# Exercise:
Each entry below is to be copied verbatim, with no line missing.
══ Data for processing ══
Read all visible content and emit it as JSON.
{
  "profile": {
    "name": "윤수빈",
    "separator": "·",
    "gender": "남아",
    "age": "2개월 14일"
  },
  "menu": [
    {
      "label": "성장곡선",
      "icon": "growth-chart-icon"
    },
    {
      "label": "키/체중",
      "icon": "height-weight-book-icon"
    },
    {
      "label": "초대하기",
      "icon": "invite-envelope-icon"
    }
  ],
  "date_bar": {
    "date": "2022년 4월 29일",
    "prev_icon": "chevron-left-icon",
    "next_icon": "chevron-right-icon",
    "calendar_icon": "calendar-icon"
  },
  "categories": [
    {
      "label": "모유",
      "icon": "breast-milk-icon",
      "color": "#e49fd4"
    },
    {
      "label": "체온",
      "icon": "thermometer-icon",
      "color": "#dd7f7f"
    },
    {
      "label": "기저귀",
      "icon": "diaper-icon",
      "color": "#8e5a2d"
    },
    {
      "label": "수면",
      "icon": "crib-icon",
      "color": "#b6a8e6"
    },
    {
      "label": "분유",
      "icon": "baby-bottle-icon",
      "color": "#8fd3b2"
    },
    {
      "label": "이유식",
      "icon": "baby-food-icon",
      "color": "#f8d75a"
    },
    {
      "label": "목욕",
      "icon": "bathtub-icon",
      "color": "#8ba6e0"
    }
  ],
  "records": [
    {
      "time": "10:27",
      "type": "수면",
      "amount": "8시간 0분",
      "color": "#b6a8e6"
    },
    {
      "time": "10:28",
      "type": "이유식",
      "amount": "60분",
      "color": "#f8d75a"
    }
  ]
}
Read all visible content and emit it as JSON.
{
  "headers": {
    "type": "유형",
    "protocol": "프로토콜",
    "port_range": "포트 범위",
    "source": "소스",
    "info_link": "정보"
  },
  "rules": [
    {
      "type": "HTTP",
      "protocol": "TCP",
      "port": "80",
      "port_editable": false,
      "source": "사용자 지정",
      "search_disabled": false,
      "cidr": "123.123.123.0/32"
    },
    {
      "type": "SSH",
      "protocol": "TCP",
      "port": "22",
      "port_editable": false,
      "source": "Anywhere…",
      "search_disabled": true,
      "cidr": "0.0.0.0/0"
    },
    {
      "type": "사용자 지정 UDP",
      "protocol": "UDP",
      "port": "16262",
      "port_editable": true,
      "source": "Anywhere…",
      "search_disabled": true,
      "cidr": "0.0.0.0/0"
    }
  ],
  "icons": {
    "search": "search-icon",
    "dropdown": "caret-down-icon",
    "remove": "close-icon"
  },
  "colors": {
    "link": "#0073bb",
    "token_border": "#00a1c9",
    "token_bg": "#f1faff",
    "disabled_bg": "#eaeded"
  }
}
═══
# Answer space:
Read all visible content and emit it as JSON.
{
  "profile": {
    "name": "윤수빈",
    "separator": "·",
    "gender": "남아",
    "age": "2개월 14일"
  },
  "menu": [
    {
      "label": "성장곡선",
      "icon": "growth-chart-icon"
    },
    {
      "label": "키/체중",
      "icon": "height-weight-book-icon"
    },
    {
      "label": "초대하기",
      "icon": "invite-envelope-icon"
    }
  ],
  "date_bar": {
    "date": "2022년 4월 29일",
    "prev_icon": "chevron-left-icon",
    "next_icon": "chevron-right-icon",
    "calendar_icon": "calendar-icon"
  },
  "categories": [
    {
      "label": "모유",
      "icon": "breast-milk-icon",
      "color": "#e49fd4"
    },
    {
      "label": "체온",
      "icon": "thermometer-icon",
      "color": "#dd7f7f"
    },
    {
      "label": "기저귀",
      "icon": "diaper-icon",
      "color": "#8e5a2d"
    },
    {
      "label": "수면",
      "icon": "crib-icon",
      "color": "#b6a8e6"
    },
    {
      "label": "분유",
      "icon": "baby-bottle-icon",
      "color": "#8fd3b2"
    },
    {
      "label": "이유식",
      "icon": "baby-food-icon",
      "color": "#f8d75a"
    },
    {
      "label": "목욕",
      "icon": "bathtub-icon",
      "color": "#8ba6e0"
    }
  ],
  "records": [
    {
      "time": "10:27",
      "type": "수면",
      "amount": "8시간 0분",
      "color": "#b6a8e6"
    },
    {
      "time": "10:28",
      "type": "이유식",
      "amount": "60분",
      "color": "#f8d75a"
    }
  ]
}
Read all visible content and emit it as JSON.
{
  "headers": {
    "type": "유형",
    "protocol": "프로토콜",
    "port_range": "포트 범위",
    "source": "소스",
    "info_link": "정보"
  },
  "rules": [
    {
      "type": "HTTP",
      "protocol": "TCP",
      "port": "80",
      "port_editable": false,
      "source": "사용자 지정",
      "search_disabled": false,
      "cidr": "123.123.123.0/32"
    },
    {
      "type": "SSH",
      "protocol": "TCP",
      "port": "22",
      "port_editable": false,
      "source": "Anywhere…",
      "search_disabled": true,
      "cidr": "0.0.0.0/0"
    },
    {
      "type": "사용자 지정 UDP",
      "protocol": "UDP",
      "port": "16262",
      "port_editable": true,
      "source": "Anywhere…",
      "search_disabled": true,
      "cidr": "0.0.0.0/0"
    }
  ],
  "icons": {
    "search": "search-icon",
    "dropdown": "caret-down-icon",
    "remove": "close-icon"
  },
  "colors": {
    "link": "#0073bb",
    "token_border": "#00a1c9",
    "token_bg": "#f1faff",
    "disabled_bg": "#eaeded"
  }
}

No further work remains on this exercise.